━━ Material for this exercise ━━
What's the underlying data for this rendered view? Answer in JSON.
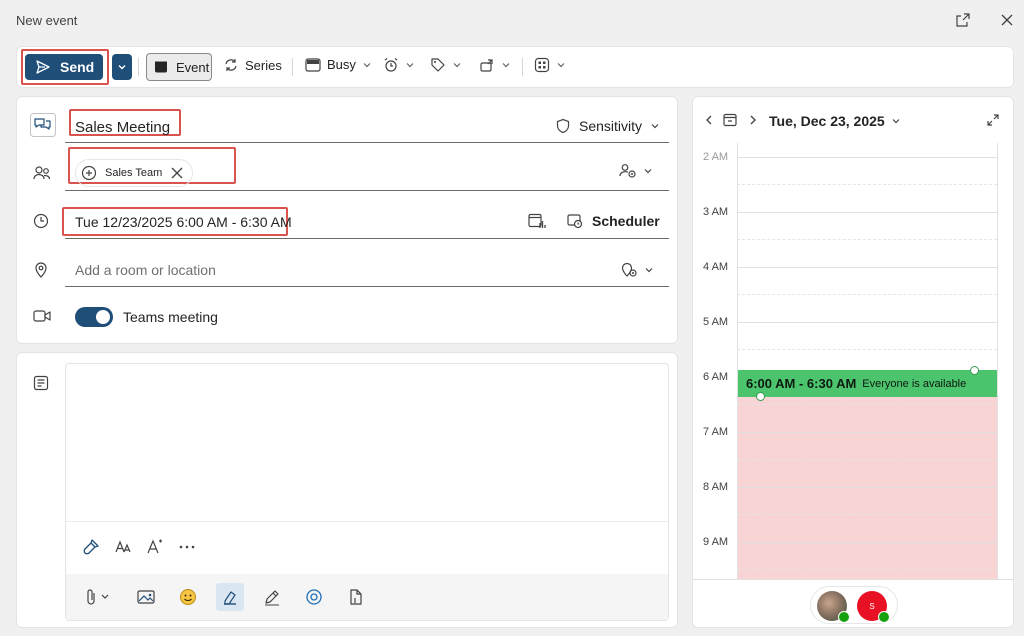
{
  "window": {
    "title": "New event"
  },
  "toolbar": {
    "send_label": "Send",
    "event_label": "Event",
    "series_label": "Series",
    "busy_label": "Busy"
  },
  "form": {
    "subject": "Sales Meeting",
    "sensitivity_label": "Sensitivity",
    "attendees": [
      {
        "label": "Sales Team"
      }
    ],
    "datetime": "Tue 12/23/2025 6:00 AM - 6:30 AM",
    "scheduler_label": "Scheduler",
    "location_placeholder": "Add a room or location",
    "teams_label": "Teams meeting",
    "teams_enabled": true
  },
  "calendar": {
    "date_label": "Tue, Dec 23, 2025",
    "hours": [
      {
        "label": "2 AM"
      },
      {
        "label": "3 AM"
      },
      {
        "label": "4 AM"
      },
      {
        "label": "5 AM"
      },
      {
        "label": "6 AM"
      },
      {
        "label": "7 AM"
      },
      {
        "label": "8 AM"
      },
      {
        "label": "9 AM"
      }
    ],
    "event": {
      "time": "6:00 AM - 6:30 AM",
      "status": "Everyone is available"
    },
    "avatars": [
      {
        "initial": "S",
        "color": "#e81123"
      }
    ]
  },
  "colors": {
    "primary": "#1f4e79",
    "available": "#4cc46d",
    "busy": "#f8d4d4",
    "highlight": "#d9534f"
  }
}
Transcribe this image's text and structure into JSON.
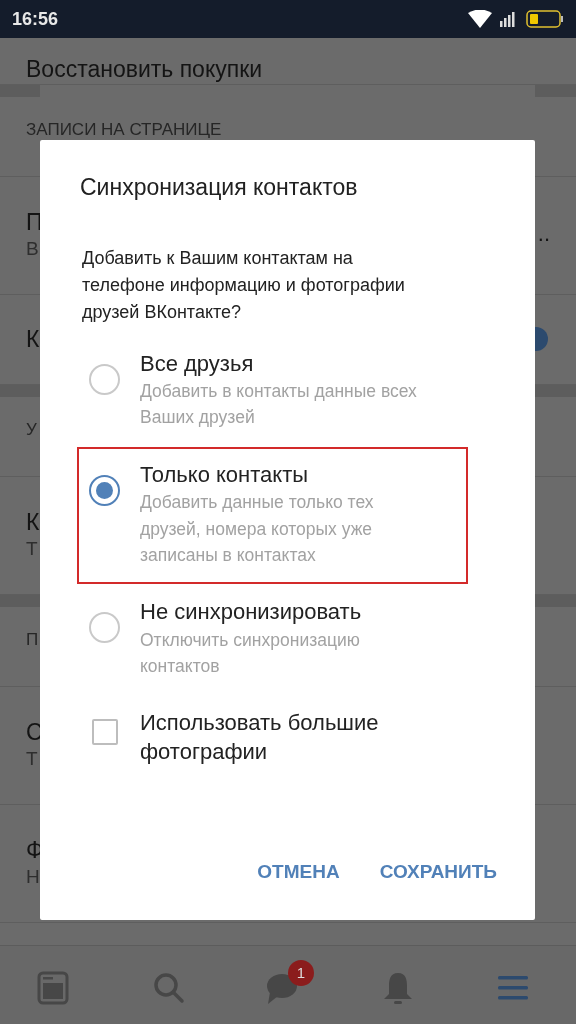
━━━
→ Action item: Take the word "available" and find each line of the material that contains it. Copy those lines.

→ Response to the exercise:
      "status": "Everyone is available"
    "available": "#4cc46d",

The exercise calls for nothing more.